When Fereshteh Forough graduated with a degree in computer science from Herat University, she knew she was an exception to the rule.
When she moved to Afghanistan one year after the fall of the Taliban after a childhood in Iran, Forough was well aware she had already overcome many challenges to get an education – and would face many more as she looked for a job.
The Taliban Islamic fundamentalist movement took power in Afghanistan in 1996. This marked the start of a catastrophic time for Afghan women’s rights. Under the Taliban’s strict interpretation of Sharia law, women who once attended co-ed schools, worked in offices, drove cars, traveled unaccompanied by men – and even wore miniskirts – were forced to stay home and required to wear the burqa.
In 2001, the U.S.-led invasion of Afghanistan released the Taliban’s grip on the country, but the group’s rule had a lasting impact on people’s perception of women’s capabilities. In terms of job opportunities for women, teaching in an all-girls school is a considered respectable option; any field that involves working alongside men is frowned upon.
But Forough always knew women were just as capable as men. So, after completing her master’s degree from the Technical University of Berlin, she came home and opened Afghanistan’s first all-female coding school, Code to Inspire (CTI).
“When we started recruiting girls in Herat in the fall of 2015, we wanted to show them their value and empower them to break down traditional barriers,” Forough said.
Under the eye of the international community and with budding support from the Afghan government, many Afghan women are taking their chance to challenge the social and economic restrictions that the Taliban left behind. Currently, 85 percent of women in Afghanistan are illiterate, with no formal education. But a survey by the United States Agency for International Development (USAID) found that 80 percent of Afghan women now have access to mobile technology, either through their own phone or one belonging to a family member.
Forough is one of the few women to join Afghanistan’s emerging technology sector. Her coding school trains 50 girls and teaches elementary web design, along with mobile app development.

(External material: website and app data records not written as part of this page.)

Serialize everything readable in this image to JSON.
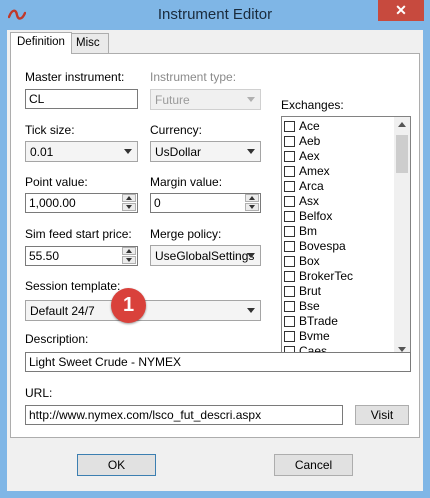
{
  "window": {
    "title": "Instrument Editor",
    "close_glyph": "✕",
    "app_icon": "ninja-logo-icon"
  },
  "tabs": [
    {
      "label": "Definition",
      "active": true
    },
    {
      "label": "Misc",
      "active": false
    }
  ],
  "fields": {
    "master_instrument": {
      "label": "Master instrument:",
      "value": "CL"
    },
    "instrument_type": {
      "label": "Instrument type:",
      "value": "Future",
      "disabled": true
    },
    "tick_size": {
      "label": "Tick size:",
      "value": "0.01"
    },
    "currency": {
      "label": "Currency:",
      "value": "UsDollar"
    },
    "point_value": {
      "label": "Point value:",
      "value": "1,000.00"
    },
    "margin_value": {
      "label": "Margin value:",
      "value": "0"
    },
    "sim_feed_start_price": {
      "label": "Sim feed start price:",
      "value": "55.50"
    },
    "merge_policy": {
      "label": "Merge policy:",
      "value": "UseGlobalSettings"
    },
    "session_template": {
      "label": "Session template:",
      "value": "Default 24/7"
    },
    "description": {
      "label": "Description:",
      "value": "Light Sweet Crude - NYMEX"
    },
    "url": {
      "label": "URL:",
      "value": "http://www.nymex.com/lsco_fut_descri.aspx"
    }
  },
  "exchanges": {
    "label": "Exchanges:",
    "items": [
      "Ace",
      "Aeb",
      "Aex",
      "Amex",
      "Arca",
      "Asx",
      "Belfox",
      "Bm",
      "Bovespa",
      "Box",
      "BrokerTec",
      "Brut",
      "Bse",
      "BTrade",
      "Bvme",
      "Caes"
    ]
  },
  "buttons": {
    "visit": "Visit",
    "ok": "OK",
    "cancel": "Cancel"
  },
  "annotation_badge": "1",
  "colors": {
    "titlebar": "#7fb6e6",
    "close_button": "#c74a3e",
    "badge": "#d9413b"
  }
}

She believes that her school – a recipient of the Google Rise Award for nonprofits promoting computer science education – makes her students self-reliant, upgrades their status in society and broadens their perspectives because it gives them access to the rest of the world.
“These women have better chances to find jobs based on their skills,” Forough said. “As women earn income and support their families, their communities will gradually realize the value of working women. The man who abuses his wife or daughter at home may begin to see and treat her differently.”

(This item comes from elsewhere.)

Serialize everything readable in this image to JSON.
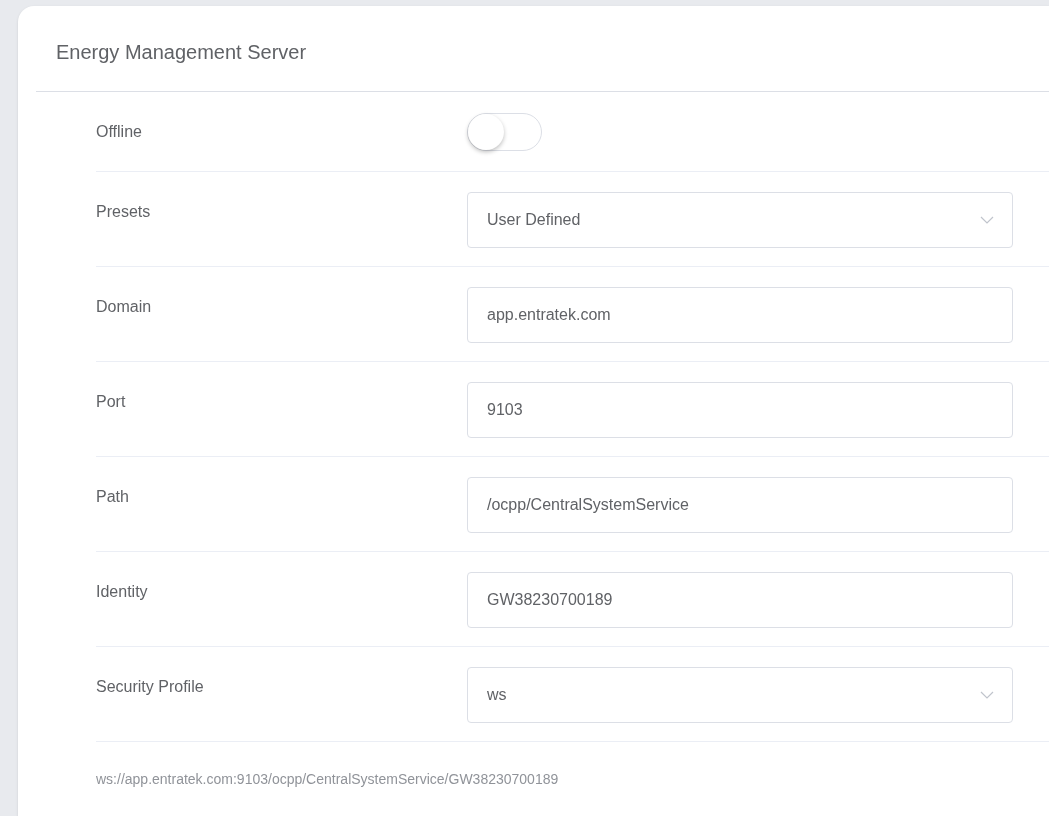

In a country where only a few years ago the internet, television and even music were banned, many see the growing number of women in technology as a hopeful sign of progress.
“Technology provides women with a unique opportunity to learn, work and have sustainable livelihoods, regardless of geographical location, age or gender,” says Omar Mansoor Ansari, president of TechNation, an I.T. services firm in Kabul. “This is what women in Afghanistan are gradually realizing, and more and more girls are joining tech.”
Not only does a career in computers offer Afghan women financial independence, it also gives them the chance to work from home. That’s a key reason many women are attracted to the tech field and, crucially, why many families support their daughters’ involvement with it.
Around the country, companies and institutions are recognizing the benefits of helping women get into tech. TechNation provides a number of programs to teach women coding and expand their entrepreneurial capabilities. One of the firm’s initiatives is TechWomen Afghanistan, a network of 150 members that regularly organizes coding workshops and events. Each year, more than 100 young women aged 12–18 participate in Technovation Afghanistan, a global challenge in which contestants create mobile phone apps and learn how to launch startups. And TechDera, a community technology center based in Kabul, provides women with training in mobile app design, web development and Java programming.
For many Afghan women, technology has transformed their lives. As a programmer, TechNation communications assistant Shakiba Ibrahimkhail has the freedom to choose where and when she wants to work, and the types of projects she wants to work on. “Coding can help me be my own boss,” she says.
Forough wants to help more women feel that way. Her plan for CTI in the next year is to enroll more students, expand to other cities and continue developing mobile apps for education and games, for providing health tips and raising awareness about women’s issues in the country.
“Sometimes as an outsider, it can be scary to think about programming and coding as potential careers,” Forough said when asked for her advice to girls who want to learn to code. “But don’t be afraid of challenges. They make you stronger and give you perspective in life. And once you learn, you will see how coding is so empowering.”